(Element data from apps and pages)
# # # # #

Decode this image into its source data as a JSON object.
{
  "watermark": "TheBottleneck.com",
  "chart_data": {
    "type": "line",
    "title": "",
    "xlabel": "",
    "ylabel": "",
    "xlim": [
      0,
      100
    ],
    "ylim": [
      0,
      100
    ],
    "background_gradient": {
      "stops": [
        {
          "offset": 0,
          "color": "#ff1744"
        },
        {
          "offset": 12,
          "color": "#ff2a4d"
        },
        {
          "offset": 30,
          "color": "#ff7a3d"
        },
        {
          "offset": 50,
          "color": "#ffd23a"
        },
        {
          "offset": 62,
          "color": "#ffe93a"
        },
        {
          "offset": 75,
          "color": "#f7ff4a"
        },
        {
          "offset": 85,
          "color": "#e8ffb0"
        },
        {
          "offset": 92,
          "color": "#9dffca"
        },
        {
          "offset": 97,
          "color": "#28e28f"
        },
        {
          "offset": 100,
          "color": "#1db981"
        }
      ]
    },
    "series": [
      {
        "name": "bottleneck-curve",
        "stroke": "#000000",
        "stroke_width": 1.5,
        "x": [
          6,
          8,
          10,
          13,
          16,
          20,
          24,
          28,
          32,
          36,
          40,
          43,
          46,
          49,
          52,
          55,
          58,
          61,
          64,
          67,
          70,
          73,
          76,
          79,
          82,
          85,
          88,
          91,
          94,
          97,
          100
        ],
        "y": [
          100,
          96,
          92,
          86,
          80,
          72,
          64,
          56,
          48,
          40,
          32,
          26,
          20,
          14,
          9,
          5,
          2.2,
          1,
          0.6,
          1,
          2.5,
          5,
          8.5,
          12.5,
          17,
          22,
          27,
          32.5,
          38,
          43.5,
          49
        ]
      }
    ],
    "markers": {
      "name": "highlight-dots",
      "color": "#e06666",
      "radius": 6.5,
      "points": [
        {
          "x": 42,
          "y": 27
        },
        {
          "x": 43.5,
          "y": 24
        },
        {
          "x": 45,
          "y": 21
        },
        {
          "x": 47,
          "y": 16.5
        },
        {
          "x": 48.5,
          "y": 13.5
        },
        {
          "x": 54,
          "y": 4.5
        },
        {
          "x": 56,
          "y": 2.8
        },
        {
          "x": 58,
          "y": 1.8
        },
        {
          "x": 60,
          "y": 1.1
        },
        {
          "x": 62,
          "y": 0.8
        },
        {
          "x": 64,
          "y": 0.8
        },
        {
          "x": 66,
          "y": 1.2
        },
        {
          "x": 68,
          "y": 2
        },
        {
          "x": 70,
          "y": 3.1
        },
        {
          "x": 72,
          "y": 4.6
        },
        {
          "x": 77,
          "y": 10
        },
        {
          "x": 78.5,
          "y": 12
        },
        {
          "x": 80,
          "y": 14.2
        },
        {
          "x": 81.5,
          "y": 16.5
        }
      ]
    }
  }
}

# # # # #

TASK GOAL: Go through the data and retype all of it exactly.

YOUR RESPONSE:
Decode this image into its source data as a JSON object.
{
  "watermark": "TheBottleneck.com",
  "chart_data": {
    "type": "line",
    "title": "",
    "xlabel": "",
    "ylabel": "",
    "xlim": [
      0,
      100
    ],
    "ylim": [
      0,
      100
    ],
    "background_gradient": {
      "stops": [
        {
          "offset": 0,
          "color": "#ff1744"
        },
        {
          "offset": 12,
          "color": "#ff2a4d"
        },
        {
          "offset": 30,
          "color": "#ff7a3d"
        },
        {
          "offset": 50,
          "color": "#ffd23a"
        },
        {
          "offset": 62,
          "color": "#ffe93a"
        },
        {
          "offset": 75,
          "color": "#f7ff4a"
        },
        {
          "offset": 85,
          "color": "#e8ffb0"
        },
        {
          "offset": 92,
          "color": "#9dffca"
        },
        {
          "offset": 97,
          "color": "#28e28f"
        },
        {
          "offset": 100,
          "color": "#1db981"
        }
      ]
    },
    "series": [
      {
        "name": "bottleneck-curve",
        "stroke": "#000000",
        "stroke_width": 1.5,
        "x": [
          6,
          8,
          10,
          13,
          16,
          20,
          24,
          28,
          32,
          36,
          40,
          43,
          46,
          49,
          52,
          55,
          58,
          61,
          64,
          67,
          70,
          73,
          76,
          79,
          82,
          85,
          88,
          91,
          94,
          97,
          100
        ],
        "y": [
          100,
          96,
          92,
          86,
          80,
          72,
          64,
          56,
          48,
          40,
          32,
          26,
          20,
          14,
          9,
          5,
          2.2,
          1,
          0.6,
          1,
          2.5,
          5,
          8.5,
          12.5,
          17,
          22,
          27,
          32.5,
          38,
          43.5,
          49
        ]
      }
    ],
    "markers": {
      "name": "highlight-dots",
      "color": "#e06666",
      "radius": 6.5,
      "points": [
        {
          "x": 42,
          "y": 27
        },
        {
          "x": 43.5,
          "y": 24
        },
        {
          "x": 45,
          "y": 21
        },
        {
          "x": 47,
          "y": 16.5
        },
        {
          "x": 48.5,
          "y": 13.5
        },
        {
          "x": 54,
          "y": 4.5
        },
        {
          "x": 56,
          "y": 2.8
        },
        {
          "x": 58,
          "y": 1.8
        },
        {
          "x": 60,
          "y": 1.1
        },
        {
          "x": 62,
          "y": 0.8
        },
        {
          "x": 64,
          "y": 0.8
        },
        {
          "x": 66,
          "y": 1.2
        },
        {
          "x": 68,
          "y": 2
        },
        {
          "x": 70,
          "y": 3.1
        },
        {
          "x": 72,
          "y": 4.6
        },
        {
          "x": 77,
          "y": 10
        },
        {
          "x": 78.5,
          "y": 12
        },
        {
          "x": 80,
          "y": 14.2
        },
        {
          "x": 81.5,
          "y": 16.5
        }
      ]
    }
  }
}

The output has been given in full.